(seriously, I have no idea when I wrote this. But it seems like I did finish writing it… so hopefully it will make some sense! Busy week but will try to get some new posts out!)
Those who have no experience learning a foreign language (seriously) will not know what I’m talking about. I used to be one of those people, who thinks that learning a language is simply picking up an intricate system of grammar, vocabulary etc and the first thing I’ll buy is a phrasebook and a pocket dictionary.
Pst. I used to be fascinated by Spanish and I bought both. Plus one of those ‘Teach Yourself’ series available in at least a hundred languages.
Now that I’ve experiences with learning Korean, that’s the last thing I’ll ever buy. Phrasebooks are for the curious travelers, who is probably not going to use any of the phrases besides Hello, Thank you, How much is it?, Where is..? during the entire trip. And then chuck the phrasebook in the storeroom for the rest of his life.
And the pocket dictionary? Sure, I think you will open it less than 10 times. There is the internet. And if you are on the go, buy a electronic dictionary, or just use your smartphone.
I have nothing against a real dictionary. Just that an online dictionary offers more convenience, and loads more example sentences.
Learning a language comes with a package. You learn about a culture, a new mindset / worldview, country etc. Without having any prior interest in anything besides Korean and Korean dramas/music, I’ve expanded my knowledge to include (to different degree of know-how) Korean culture, history, music, places of interest, dialects, politics, daily news etc etc.

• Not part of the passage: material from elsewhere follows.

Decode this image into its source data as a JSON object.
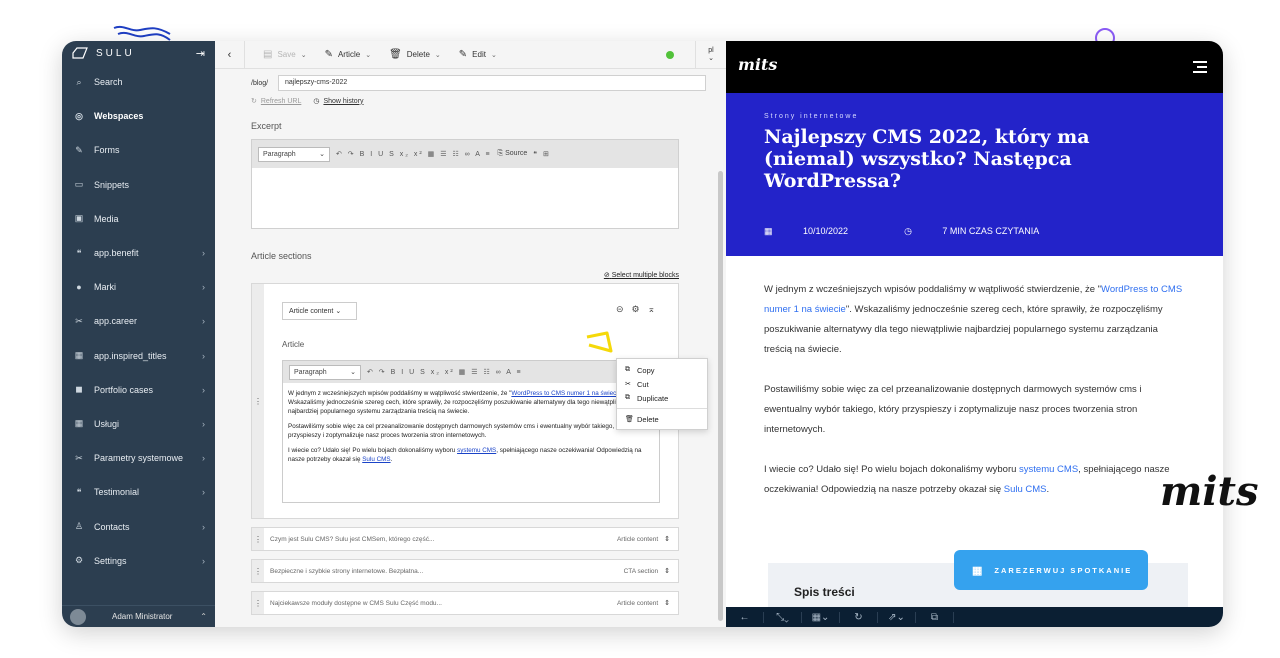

A stark contrast to my Japanese learning journey. I expect to learn more about the Japanese culture along the way, but so far I’m being fed only the language. At least from the resources which I’m using – which are all in Korean by the way.
Feels very strange. Most textbooks will include bits of the country’s culture etc. I barely know anything about Japan. I only know Osaka, Tokyo and a few major cities, but can’t pinpoint them on the map. I had no idea that phones can’t be used in the subway trains.
We shall see how long I can continue learning Japanese devoid of culture. And to what level I can attain.